Someone has demolished a significant part of Los Angeles Jewish history — and the unwitting culprit is Uncle Sam. The Soto-Michigan Jewish Community Center, the focal point of the Jewish community’s social and political life in the Boyle Heights area of Los Angeles from the 1920s to the late 1950s, has disappeared under the wrecking ball.
Aaron Paley, president of Community Arts Resources, was leading a Jewish heritage tour of Boyle Heights earlier this month when he was shocked to find an empty, bulldozed parcel of land in place of the two-story building.
The JCC not only served Boyle Heights when it was the liveliest “shtetl” in Los Angeles, it also was an architectural landmark.
It was designed by Raphael Soriano, a Sephardi Jew from Rhodes, who defined the architectural style known as “California modernism,” characterized by the innovative use of prefabricated steel and aluminum.
How could a 10,000-square-foot complex disappear practically overnight, without municipal authorities, neighborhood organizations, conservancy groups and local legislators knowing about it?
No structure in the city can be demolished without a permit from the Department of Building and Safety, but an initial search by an official turned up no such permit.
However, further research revealed that the site had been leased by the United States government to construct a new Social Security office building. Federal projects are exempt from local requirements, such as obtaining a demolition permit or notifying neighborhood residents and officials.
The unannounced federal acquisition blindsided not only the Boyle Heights Neighbors Organization and civic groups like the Los Angeles Conservancy, but even the office of City Councilman Jose Huizar, which is notified of any building changes in its district.
Huizar is demanding an investigation of the transaction by municipal authorities.
No one was more shocked at the demolition than renowned architectural photographer Julius Shulman, 95, who grew up in Boyle Heights and persuaded the JCC board in the 1930s to hire the inexperienced Soriano as architect for the new building.
“How in the world could they do this?” he said.
In the 1930s and ’40s, there were some 10,000 Jewish homes, with 35,000-40,000 residents, in Boyle Heights on the east side of Los Angeles. After the end of World War II, a steady migration took the Jewish population to the Fairfax area, Beverly Hills, Westside and San Fernando Valley.
With the declining number of Boyle Heights Jews, especially young ones, the JCC closed its doors in 1958 and sold the building as a community center for the expanding Latino population.
In its heyday, the Soto-Michigan JCC was known both for its firebrand leftist politics, which drew the ire of Communist-hunters, and its pioneer outreach to other ethnic communities.

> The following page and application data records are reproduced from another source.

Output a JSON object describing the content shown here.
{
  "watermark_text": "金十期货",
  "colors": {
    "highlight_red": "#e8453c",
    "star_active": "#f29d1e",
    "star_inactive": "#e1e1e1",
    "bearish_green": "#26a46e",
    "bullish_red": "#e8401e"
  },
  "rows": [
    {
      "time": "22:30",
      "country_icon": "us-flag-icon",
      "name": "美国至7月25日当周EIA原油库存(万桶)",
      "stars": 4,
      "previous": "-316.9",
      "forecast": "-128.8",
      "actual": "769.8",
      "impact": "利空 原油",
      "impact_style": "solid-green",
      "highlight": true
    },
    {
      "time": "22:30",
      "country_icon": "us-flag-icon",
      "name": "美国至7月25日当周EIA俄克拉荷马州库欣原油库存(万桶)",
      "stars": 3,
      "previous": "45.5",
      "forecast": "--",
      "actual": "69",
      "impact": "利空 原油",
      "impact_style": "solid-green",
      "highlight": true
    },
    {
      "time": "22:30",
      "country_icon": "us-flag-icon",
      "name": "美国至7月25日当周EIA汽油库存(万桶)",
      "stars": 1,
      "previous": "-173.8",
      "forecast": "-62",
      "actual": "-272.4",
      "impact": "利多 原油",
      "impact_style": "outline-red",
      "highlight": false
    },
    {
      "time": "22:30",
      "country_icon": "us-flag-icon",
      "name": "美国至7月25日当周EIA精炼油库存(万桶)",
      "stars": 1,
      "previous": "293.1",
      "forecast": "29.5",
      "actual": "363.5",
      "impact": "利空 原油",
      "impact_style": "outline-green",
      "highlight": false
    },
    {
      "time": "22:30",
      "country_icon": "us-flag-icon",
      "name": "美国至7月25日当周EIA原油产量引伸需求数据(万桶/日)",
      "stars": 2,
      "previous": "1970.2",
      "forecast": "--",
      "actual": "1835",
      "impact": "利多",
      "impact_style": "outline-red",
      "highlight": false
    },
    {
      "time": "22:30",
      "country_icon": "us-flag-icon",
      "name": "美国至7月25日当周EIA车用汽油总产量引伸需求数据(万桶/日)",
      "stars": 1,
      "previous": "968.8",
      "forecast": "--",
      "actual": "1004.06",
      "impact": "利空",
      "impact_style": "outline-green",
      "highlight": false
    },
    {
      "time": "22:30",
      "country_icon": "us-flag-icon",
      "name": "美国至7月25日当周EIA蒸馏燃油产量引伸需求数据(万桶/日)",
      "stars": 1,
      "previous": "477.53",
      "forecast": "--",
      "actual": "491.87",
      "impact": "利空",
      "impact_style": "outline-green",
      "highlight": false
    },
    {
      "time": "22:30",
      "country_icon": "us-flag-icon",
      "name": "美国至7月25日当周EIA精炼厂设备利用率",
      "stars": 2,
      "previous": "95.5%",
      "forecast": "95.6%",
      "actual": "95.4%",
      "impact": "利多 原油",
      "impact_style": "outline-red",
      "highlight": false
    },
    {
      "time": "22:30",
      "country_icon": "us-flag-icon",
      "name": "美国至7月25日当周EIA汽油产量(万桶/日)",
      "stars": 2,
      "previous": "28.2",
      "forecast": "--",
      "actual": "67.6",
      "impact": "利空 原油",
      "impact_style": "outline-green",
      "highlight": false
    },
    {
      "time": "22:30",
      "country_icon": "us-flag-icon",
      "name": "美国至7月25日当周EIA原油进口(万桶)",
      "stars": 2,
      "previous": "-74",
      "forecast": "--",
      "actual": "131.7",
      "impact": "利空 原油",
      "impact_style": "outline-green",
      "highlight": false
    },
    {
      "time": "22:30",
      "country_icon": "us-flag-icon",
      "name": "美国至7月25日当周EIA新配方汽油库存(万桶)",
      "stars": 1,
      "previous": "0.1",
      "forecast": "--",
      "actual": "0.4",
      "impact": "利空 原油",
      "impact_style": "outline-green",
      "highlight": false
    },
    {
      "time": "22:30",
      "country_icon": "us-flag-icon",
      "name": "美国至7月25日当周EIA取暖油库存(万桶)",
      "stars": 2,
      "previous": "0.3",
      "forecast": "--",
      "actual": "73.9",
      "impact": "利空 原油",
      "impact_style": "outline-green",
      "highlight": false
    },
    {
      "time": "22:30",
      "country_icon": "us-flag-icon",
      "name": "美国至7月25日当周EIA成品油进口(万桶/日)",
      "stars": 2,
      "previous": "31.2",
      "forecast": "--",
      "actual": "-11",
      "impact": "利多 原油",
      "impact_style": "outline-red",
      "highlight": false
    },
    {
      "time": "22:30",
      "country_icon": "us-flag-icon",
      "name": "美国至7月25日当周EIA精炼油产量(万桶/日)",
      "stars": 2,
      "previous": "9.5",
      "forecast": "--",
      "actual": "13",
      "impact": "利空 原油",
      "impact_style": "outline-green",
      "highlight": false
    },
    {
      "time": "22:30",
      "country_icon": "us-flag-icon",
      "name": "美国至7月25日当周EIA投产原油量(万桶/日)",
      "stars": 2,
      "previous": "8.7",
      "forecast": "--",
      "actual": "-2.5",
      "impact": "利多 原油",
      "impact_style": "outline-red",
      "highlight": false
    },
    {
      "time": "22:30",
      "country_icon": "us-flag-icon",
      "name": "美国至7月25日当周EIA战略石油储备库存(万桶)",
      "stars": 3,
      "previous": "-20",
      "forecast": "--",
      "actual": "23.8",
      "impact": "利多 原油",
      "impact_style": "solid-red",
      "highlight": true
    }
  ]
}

Its annual Friendship Festival brought together more than 12,000 Mexican, Japanese, black and Jewish youths, historian George Sanchez wrote.
Despite the efforts of preservationists, the destruction of historic and cultural monuments in Los Angeles continues, and the Jewish community seems as indifferent as the rest of the population, said Stephen Sass, president of the Jewish Historical Society of Southern California.
But the problem of saving historic sites is a huge one in a city of 460 square miles.
“We have in Los Angeles some 800,000 legal parcels, and only 800 are classified as landmarks,” said Ken Bernstein of the L.A. Conservancy.
The Archive of the Jewish Telegraphic Agency includes articles published from 1923 to 2008. Archive stories reflect the journalistic standards and practices of the time they were published.